On the morning of July 4, as people ran for their lives, trying to escape the gunfire that erupted around them, Highland Park coffee shop Owner Young Choi found herself, as one of the few businesses open, providing a safe haven to entire families.
"Someone said, 'please get down, everyone, and then just go to the kitchen or bathroom so no one can see us.' They were just yelling. Maybe 25 people were here," said Choi, who owns Perfect Blend. "With the strollers, babies, parents and a dog. They just came in."
After 21 years operating from her Central Avenue location, Choi didn't want to reopen. But she did.
"My community needs to go back to normal life as quickly as they can be," Choi said.
Many others in the surrounding area have done the same, as they try to regain a sense of normalcy.
Many of the storefronts now read, "Highland Park strong."
"People that are coming in, you see, there's pain on their face. They're very disturbed," said Anat Borochov, who owns ABC Design Jewelers.
An Israeli émigré, Borochov has lived in Highland Park for 37 years. Robert Crimo's family lives a block away from her. She closed Tuesday, but reopened Wednesday.
"I feel like I had to open because I have obligations to other customers and people that are getting engaged, and they're waiting for their happy moments and want certain things. They're counting on me," Borochov said. "It's horrifying to me, every day that I have to get to my store and pass by, and see all the chairs and all the strollers, what people left. It feels awkward because they still want to come and get their stuff, but they're also in pain, and they're, should I, should I not?"
And then there's orthodontist Josh Gilbert.
He was at the parade with his family Monday.
Getting back to work is as much about serving his patients as keeping himself distracted and busy. But there are challenges.

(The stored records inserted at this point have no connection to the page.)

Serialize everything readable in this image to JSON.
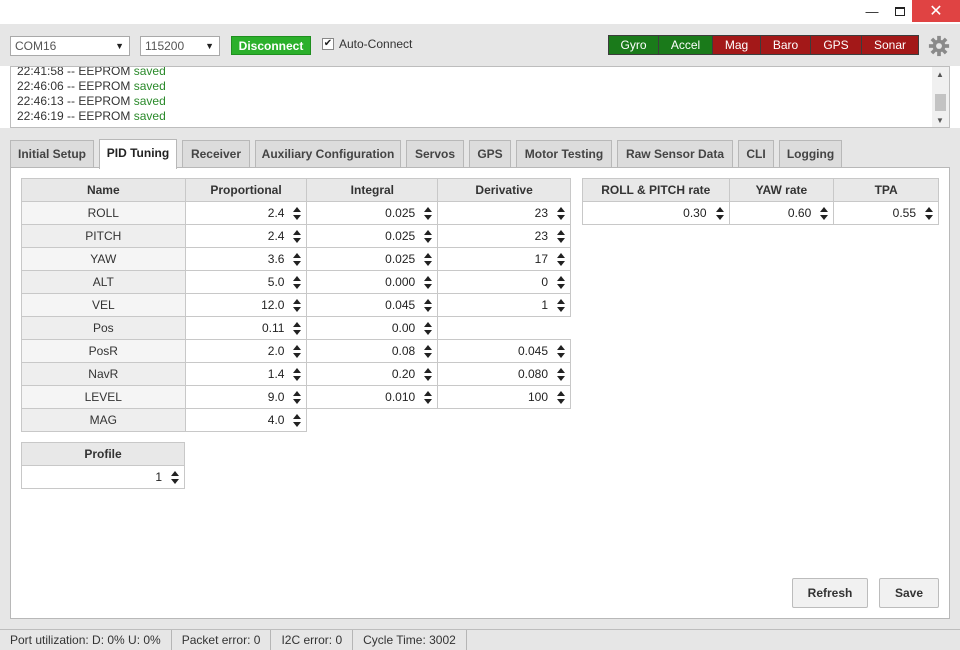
{
  "window": {
    "minimize": "—",
    "close": "✕"
  },
  "connection": {
    "port": "COM16",
    "baud": "115200",
    "disconnect_label": "Disconnect",
    "auto_connect_label": "Auto-Connect",
    "auto_connect_checked": true
  },
  "sensors": [
    {
      "label": "Gyro",
      "state": "ok"
    },
    {
      "label": "Accel",
      "state": "ok"
    },
    {
      "label": "Mag",
      "state": "error"
    },
    {
      "label": "Baro",
      "state": "error"
    },
    {
      "label": "GPS",
      "state": "error"
    },
    {
      "label": "Sonar",
      "state": "error"
    }
  ],
  "log": [
    {
      "time": "22:41:58 -- EEPROM",
      "status": "saved"
    },
    {
      "time": "22:46:06 -- EEPROM",
      "status": "saved"
    },
    {
      "time": "22:46:13 -- EEPROM",
      "status": "saved"
    },
    {
      "time": "22:46:19 -- EEPROM",
      "status": "saved"
    }
  ],
  "tabs": [
    {
      "label": "Initial Setup"
    },
    {
      "label": "PID Tuning",
      "active": true
    },
    {
      "label": "Receiver"
    },
    {
      "label": "Auxiliary Configuration"
    },
    {
      "label": "Servos"
    },
    {
      "label": "GPS"
    },
    {
      "label": "Motor Testing"
    },
    {
      "label": "Raw Sensor Data"
    },
    {
      "label": "CLI"
    },
    {
      "label": "Logging"
    }
  ],
  "pid_table": {
    "headers": [
      "Name",
      "Proportional",
      "Integral",
      "Derivative"
    ],
    "rows": [
      {
        "name": "ROLL",
        "p": "2.4",
        "i": "0.025",
        "d": "23"
      },
      {
        "name": "PITCH",
        "p": "2.4",
        "i": "0.025",
        "d": "23"
      },
      {
        "name": "YAW",
        "p": "3.6",
        "i": "0.025",
        "d": "17"
      },
      {
        "name": "ALT",
        "p": "5.0",
        "i": "0.000",
        "d": "0"
      },
      {
        "name": "VEL",
        "p": "12.0",
        "i": "0.045",
        "d": "1"
      },
      {
        "name": "Pos",
        "p": "0.11",
        "i": "0.00",
        "d": null
      },
      {
        "name": "PosR",
        "p": "2.0",
        "i": "0.08",
        "d": "0.045"
      },
      {
        "name": "NavR",
        "p": "1.4",
        "i": "0.20",
        "d": "0.080"
      },
      {
        "name": "LEVEL",
        "p": "9.0",
        "i": "0.010",
        "d": "100"
      },
      {
        "name": "MAG",
        "p": "4.0",
        "i": null,
        "d": null
      }
    ]
  },
  "rate_table": {
    "headers": [
      "ROLL & PITCH rate",
      "YAW rate",
      "TPA"
    ],
    "values": [
      "0.30",
      "0.60",
      "0.55"
    ]
  },
  "profile": {
    "header": "Profile",
    "value": "1"
  },
  "buttons": {
    "refresh": "Refresh",
    "save": "Save"
  },
  "status": [
    "Port utilization: D: 0% U: 0%",
    "Packet error: 0",
    "I2C error: 0",
    "Cycle Time: 3002"
  ],
  "colors": {
    "connected": "#2bb02b",
    "sensor_ok": "#1a7a1a",
    "sensor_error": "#a31818",
    "log_ok": "#2a8a2a"
  }
}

"We have young patients who are also coming in, who were personally affected, and it's hard to know what to say to these patients. People are being very quiet," said Dr. Gilbert, with Gilbert Orthodontics. "With kids, you just don't know. Everyone processes this differently. So we don't want to, if the parents that are having a tough time with their children, we don't want to trigger somebody unintentionally."
In general, those in the business community are rallying around each other and the people they serve.

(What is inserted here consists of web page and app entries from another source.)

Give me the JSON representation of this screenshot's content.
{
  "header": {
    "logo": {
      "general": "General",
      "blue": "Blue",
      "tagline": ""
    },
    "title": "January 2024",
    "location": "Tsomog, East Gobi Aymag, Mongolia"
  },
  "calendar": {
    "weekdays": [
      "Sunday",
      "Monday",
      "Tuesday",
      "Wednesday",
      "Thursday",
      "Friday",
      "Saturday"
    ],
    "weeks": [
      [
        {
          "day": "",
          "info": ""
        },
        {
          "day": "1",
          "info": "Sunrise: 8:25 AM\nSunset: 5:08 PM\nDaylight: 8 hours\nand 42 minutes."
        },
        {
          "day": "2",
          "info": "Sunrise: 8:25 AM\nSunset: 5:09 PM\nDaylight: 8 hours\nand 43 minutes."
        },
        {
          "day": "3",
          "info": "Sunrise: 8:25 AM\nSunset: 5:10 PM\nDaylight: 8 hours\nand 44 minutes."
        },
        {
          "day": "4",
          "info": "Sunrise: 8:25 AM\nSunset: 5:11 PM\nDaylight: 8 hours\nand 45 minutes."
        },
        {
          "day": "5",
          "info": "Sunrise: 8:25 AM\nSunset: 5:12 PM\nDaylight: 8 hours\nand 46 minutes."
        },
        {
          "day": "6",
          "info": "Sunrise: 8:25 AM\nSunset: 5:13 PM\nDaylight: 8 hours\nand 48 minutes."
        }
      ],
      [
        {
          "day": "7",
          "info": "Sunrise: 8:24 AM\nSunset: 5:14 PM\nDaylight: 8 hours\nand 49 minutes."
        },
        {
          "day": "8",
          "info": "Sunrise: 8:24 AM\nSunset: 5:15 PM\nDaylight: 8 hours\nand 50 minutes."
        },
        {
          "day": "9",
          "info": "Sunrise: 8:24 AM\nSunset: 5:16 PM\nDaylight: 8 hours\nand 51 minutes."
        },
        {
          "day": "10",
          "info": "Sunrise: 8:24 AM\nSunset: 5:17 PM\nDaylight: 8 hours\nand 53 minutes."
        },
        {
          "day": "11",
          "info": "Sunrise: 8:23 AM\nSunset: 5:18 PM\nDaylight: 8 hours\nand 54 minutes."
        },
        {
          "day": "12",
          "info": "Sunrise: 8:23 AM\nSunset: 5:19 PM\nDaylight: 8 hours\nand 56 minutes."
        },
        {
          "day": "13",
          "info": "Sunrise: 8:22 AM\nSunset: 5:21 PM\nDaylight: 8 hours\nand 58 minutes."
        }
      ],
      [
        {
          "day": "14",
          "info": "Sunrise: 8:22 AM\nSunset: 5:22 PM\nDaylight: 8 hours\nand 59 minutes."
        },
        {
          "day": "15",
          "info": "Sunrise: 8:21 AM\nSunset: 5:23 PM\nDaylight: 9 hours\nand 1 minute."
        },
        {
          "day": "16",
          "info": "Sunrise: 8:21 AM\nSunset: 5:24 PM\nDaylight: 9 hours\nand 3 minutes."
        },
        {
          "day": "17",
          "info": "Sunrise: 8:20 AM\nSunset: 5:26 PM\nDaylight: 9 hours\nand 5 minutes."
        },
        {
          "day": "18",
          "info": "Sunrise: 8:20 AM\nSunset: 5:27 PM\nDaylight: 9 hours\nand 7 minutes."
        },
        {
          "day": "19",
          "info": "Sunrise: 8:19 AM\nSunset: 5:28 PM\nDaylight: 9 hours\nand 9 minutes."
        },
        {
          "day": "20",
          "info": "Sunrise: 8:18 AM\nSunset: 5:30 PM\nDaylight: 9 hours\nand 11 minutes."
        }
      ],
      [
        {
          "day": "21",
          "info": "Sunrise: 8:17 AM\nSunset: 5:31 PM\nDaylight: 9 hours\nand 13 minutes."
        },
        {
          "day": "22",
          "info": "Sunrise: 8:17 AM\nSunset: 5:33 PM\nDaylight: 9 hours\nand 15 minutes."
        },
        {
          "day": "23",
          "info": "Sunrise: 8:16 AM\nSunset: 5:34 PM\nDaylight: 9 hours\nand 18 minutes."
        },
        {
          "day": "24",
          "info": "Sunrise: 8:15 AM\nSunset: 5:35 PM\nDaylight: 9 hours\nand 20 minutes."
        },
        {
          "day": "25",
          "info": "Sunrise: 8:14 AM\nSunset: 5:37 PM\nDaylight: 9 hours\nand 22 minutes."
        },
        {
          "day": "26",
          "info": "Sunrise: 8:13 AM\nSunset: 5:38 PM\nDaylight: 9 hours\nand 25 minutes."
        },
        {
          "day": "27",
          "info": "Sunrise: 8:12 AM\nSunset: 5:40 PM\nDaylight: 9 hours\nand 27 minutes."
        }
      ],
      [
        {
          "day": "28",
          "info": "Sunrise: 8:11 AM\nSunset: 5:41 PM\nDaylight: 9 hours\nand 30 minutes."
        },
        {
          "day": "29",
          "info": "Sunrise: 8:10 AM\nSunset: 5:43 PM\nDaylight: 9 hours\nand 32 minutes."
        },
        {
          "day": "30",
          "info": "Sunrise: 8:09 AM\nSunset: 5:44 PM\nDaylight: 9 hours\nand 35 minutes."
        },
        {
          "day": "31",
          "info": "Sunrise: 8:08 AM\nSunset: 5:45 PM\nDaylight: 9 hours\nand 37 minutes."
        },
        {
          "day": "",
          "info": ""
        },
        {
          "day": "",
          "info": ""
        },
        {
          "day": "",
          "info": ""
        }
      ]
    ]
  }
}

Borochov, the jewelry store owner, hopes to create a token to give to each of those injured.
A bakery on Central Avenue is planning a fundraiser for Friday, where they hope to get children from the area involved.
There's a lot going on with people coming together, trying as best they can to comfort each other as the shock gives way to grief.
Whether they knew them or not, many came to pay their respects to the victims and the survivors of the Fourth of July shooting that left seven people dead and dozens of others wounded.
"My brother is actually related to one of the victims here, his grandpa, so we just (came) to show our respects for them. We feel really sad," North Shore resident Abigail Lopez said.
Chicago community activist Pastor Donovan Price came to the North Shore suburb Thursday, offering prayers and a reminder of just how connected we all really are.
"The pain that the people feel here is the same pain you feel in Englewood. The pain that they feel here is the same. The same tears I see mothers cry night after night in Chicago," Price said.
On Thursday morning, crews picked up items abandoned along the parade route during the chaos.
During the day, some ventured to the town's high school to retrieve what was left.
To help heal, local anti-gun violence advocates are inviting residents to Sunset Woods Park Thursday night, not only to grieve, but to re-build a sense of community with their fellow Highland Parkers.
"I think, right now, a lot of people are feeling broken and torn, understandably; so I think this is going to be a great space for folks to be able to come together," said Jordana Hozman, with March for Our Lives North Shore.
But for husband and father Giovani Flores, the days forward hold a different challenge, as he struggles with how to keep his family safe.
"It just doesn't feel good. It doesn't feel safe anymore," Flores said.